Prompt -> Say how many lines in the material below hold the word "YOGUR", and say nothing else.

Records for this task ->
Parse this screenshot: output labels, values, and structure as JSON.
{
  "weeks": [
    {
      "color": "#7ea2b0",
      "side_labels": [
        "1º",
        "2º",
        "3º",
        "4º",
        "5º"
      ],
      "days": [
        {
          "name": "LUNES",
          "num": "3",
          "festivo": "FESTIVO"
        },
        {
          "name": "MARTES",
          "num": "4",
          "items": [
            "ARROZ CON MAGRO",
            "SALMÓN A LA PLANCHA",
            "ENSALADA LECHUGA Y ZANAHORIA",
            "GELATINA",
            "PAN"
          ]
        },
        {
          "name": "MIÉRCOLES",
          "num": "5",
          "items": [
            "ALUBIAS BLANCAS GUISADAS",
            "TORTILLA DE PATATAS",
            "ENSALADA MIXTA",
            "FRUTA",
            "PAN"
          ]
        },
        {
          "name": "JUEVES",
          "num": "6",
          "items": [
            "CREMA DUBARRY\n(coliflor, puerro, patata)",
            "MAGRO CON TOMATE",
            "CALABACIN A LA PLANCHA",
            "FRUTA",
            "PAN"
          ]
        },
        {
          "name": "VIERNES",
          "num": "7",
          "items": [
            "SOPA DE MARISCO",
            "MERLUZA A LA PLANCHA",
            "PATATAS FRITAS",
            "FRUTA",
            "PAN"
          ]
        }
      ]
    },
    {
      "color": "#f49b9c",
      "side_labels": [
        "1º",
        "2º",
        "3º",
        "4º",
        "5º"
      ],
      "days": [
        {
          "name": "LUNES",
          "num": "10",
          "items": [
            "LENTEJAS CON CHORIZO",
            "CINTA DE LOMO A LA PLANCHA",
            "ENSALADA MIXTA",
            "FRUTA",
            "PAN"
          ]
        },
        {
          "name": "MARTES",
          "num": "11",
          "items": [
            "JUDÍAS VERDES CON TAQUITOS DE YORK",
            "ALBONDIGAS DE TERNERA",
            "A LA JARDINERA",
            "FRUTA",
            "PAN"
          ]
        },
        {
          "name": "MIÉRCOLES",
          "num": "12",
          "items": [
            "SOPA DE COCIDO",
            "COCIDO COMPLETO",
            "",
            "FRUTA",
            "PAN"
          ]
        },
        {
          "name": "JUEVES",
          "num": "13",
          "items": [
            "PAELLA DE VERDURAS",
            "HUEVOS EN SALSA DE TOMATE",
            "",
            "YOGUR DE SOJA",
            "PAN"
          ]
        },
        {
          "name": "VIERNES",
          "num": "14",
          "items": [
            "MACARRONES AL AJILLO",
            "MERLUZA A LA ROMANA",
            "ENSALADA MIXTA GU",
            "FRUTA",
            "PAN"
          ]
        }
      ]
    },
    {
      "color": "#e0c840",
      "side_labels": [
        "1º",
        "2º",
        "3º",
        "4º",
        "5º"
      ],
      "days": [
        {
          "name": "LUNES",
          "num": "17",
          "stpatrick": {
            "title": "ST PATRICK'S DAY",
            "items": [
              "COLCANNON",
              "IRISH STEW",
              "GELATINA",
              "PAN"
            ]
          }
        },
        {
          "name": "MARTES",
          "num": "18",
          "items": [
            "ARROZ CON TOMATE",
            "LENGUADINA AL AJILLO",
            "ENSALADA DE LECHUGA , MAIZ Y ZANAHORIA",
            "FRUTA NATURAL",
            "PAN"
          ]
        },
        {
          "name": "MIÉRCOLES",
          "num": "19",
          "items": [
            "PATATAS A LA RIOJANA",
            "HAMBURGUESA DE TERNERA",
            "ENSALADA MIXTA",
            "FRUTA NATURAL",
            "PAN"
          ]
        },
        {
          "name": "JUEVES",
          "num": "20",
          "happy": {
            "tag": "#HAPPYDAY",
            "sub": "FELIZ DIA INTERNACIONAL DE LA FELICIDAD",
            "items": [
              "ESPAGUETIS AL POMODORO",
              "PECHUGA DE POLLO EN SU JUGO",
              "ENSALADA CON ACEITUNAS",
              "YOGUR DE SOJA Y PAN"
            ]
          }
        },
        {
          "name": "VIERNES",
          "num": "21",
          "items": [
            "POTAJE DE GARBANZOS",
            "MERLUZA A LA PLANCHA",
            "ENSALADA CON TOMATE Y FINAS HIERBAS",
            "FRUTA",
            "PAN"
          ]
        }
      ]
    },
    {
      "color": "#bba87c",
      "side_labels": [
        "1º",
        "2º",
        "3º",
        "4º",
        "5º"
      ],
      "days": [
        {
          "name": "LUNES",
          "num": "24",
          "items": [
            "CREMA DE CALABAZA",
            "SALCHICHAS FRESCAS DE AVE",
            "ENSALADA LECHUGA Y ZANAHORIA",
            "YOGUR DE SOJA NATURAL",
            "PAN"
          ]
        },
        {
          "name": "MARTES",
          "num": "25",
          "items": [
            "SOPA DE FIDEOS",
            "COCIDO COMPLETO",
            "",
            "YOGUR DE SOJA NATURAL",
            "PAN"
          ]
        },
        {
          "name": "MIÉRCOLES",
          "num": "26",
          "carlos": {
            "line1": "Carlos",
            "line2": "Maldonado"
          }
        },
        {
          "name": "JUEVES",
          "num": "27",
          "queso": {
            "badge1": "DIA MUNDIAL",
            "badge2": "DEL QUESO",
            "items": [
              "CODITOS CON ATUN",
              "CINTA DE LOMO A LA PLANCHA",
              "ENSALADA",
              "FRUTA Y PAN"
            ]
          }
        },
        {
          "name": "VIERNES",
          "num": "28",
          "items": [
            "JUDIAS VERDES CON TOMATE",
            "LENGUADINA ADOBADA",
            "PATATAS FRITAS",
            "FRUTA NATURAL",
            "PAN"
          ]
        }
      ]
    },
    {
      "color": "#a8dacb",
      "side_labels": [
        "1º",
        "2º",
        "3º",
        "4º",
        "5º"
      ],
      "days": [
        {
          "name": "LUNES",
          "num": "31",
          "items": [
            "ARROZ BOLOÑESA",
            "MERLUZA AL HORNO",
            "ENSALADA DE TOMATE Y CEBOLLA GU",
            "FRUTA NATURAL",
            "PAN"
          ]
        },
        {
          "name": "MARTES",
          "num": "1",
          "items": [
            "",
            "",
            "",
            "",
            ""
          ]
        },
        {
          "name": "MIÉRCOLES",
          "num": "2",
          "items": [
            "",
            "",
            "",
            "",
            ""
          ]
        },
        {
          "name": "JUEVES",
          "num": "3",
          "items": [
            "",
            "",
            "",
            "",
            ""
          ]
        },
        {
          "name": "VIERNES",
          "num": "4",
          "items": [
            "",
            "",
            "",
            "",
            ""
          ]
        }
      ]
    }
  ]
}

Your response -> 4